His wife, photographer Tessa Codrington died in 2016. They produced three daughters, including model Jacquetta Wheeler.[4]


  1. ^ a b c d Parkinson, Gary (14 March 2002). "Spread betting boss throws in his hand". The Daily Telegraph. London. Retrieved 20 June 2008.
  2. ^ a b Woodhouse, Craig (10 January 2011). "Former Tory donor named as Ukip's new treasurer". London Evening Standard.
  3. ^ a b c Hall, Amanda. "Wheeler of fortune". Retrieved 6 November 2017.
  4. ^ a b c d e "Stuart Wheeler: £5 million man". BBC News. 18 January 2001. Retrieved 20 June 2008.
  5. ^ a b "Stuart Wheeler". Sunday Times Rich List. The Times. 27 April 2008. Retrieved 20 June 2008.
  6. ^ Litterick, David (23 July 2002). "Spread betting buys spread in the country". The Daily Telegraph. London. Retrieved 20 June 2008.
  7. ^ R (John Stuart Wheeler) v Office of the Prime Minister and Secretary of State for Foreign and Commonwealth Affairs [2008] EWHC 936 (Admin)
  8. ^ a b c "Court challenge to EU referendum". BBC News. 2 May 2008. Retrieved 20 June 2008.
  9. ^ R (Wheeler) v Prime Minister and Foreign Secretary Archived 23 January 2009 at the Wayback Machine [2008] EWHC 1409 (Admin)
  10. ^ a b c Jones, George (22 February 2006). "£5m donor accuses Cameron of education U-turn". The Daily Telegraph. London. Retrieved 20 June 2008.
  11. ^ Coates, Sam (29 March 2009). "Tory donor Stuart Wheeler faces expulsion over UKIP support". The Times. London. (subscription required)
  12. ^ Coates, Sam (30 March 2009). "Tory donor who gave £100,000 to UKIP will be expelled from party". The Times. London. (subscription required)
  13. ^ "His Trust Party is to field a second candidate, accountant Douglas Taylor, against Scottish Nationalist MP Pete Wishart in Perth". Daily Mail. London. 28 March 2010. Retrieved 30 March 2010.
  14. ^ Martin, Daniel; Narain, Jaya (10 January 2011). "Former Tory donor who gave party £5m ebecomes treasurer of UKIP". Daily Mail (London).

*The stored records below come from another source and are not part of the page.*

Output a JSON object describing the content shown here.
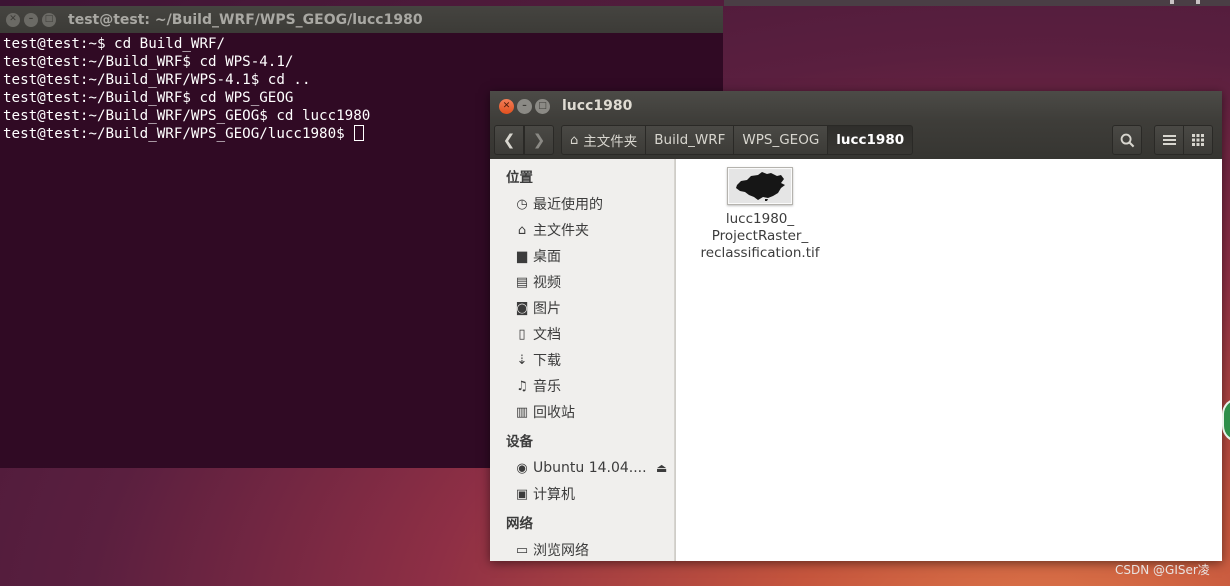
{
  "terminal": {
    "title": "test@test: ~/Build_WRF/WPS_GEOG/lucc1980",
    "lines": [
      "test@test:~$ cd Build_WRF/",
      "test@test:~/Build_WRF$ cd WPS-4.1/",
      "test@test:~/Build_WRF/WPS-4.1$ cd ..",
      "test@test:~/Build_WRF$ cd WPS_GEOG",
      "test@test:~/Build_WRF/WPS_GEOG$ cd lucc1980",
      "test@test:~/Build_WRF/WPS_GEOG/lucc1980$ "
    ],
    "bg_color": "#300a24"
  },
  "file_manager": {
    "title": "lucc1980",
    "breadcrumbs": [
      "主文件夹",
      "Build_WRF",
      "WPS_GEOG",
      "lucc1980"
    ],
    "sidebar": {
      "places_heading": "位置",
      "places": [
        {
          "label": "最近使用的",
          "icon": "clock-icon"
        },
        {
          "label": "主文件夹",
          "icon": "home-icon"
        },
        {
          "label": "桌面",
          "icon": "folder-icon"
        },
        {
          "label": "视频",
          "icon": "film-icon"
        },
        {
          "label": "图片",
          "icon": "camera-icon"
        },
        {
          "label": "文档",
          "icon": "document-icon"
        },
        {
          "label": "下载",
          "icon": "download-icon"
        },
        {
          "label": "音乐",
          "icon": "music-icon"
        },
        {
          "label": "回收站",
          "icon": "trash-icon"
        }
      ],
      "devices_heading": "设备",
      "devices": [
        {
          "label": "Ubuntu 14.04....",
          "icon": "disc-icon"
        },
        {
          "label": "计算机",
          "icon": "computer-icon"
        }
      ],
      "network_heading": "网络",
      "network": [
        {
          "label": "浏览网络",
          "icon": "network-icon"
        }
      ]
    },
    "files": [
      {
        "name_lines": [
          "lucc1980_",
          "ProjectRaster_",
          "reclassification.tif"
        ],
        "icon": "map-thumbnail-icon"
      }
    ],
    "accent_color": "#e2501e"
  },
  "watermark": "CSDN @GISer凌"
}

  15. ^ Russia Today (9 Oct, 2015). "3 top political donors to fund EU ‘Brexit’ campaign".
  16. ^ Jagger, Suzy (27 December 2001). "Wheeler fortune". Daily Mirror. London.
  17. ^ "Tim Howkins – Spread your bets". Accountancy Age. 4 April 2002.

External linksEdit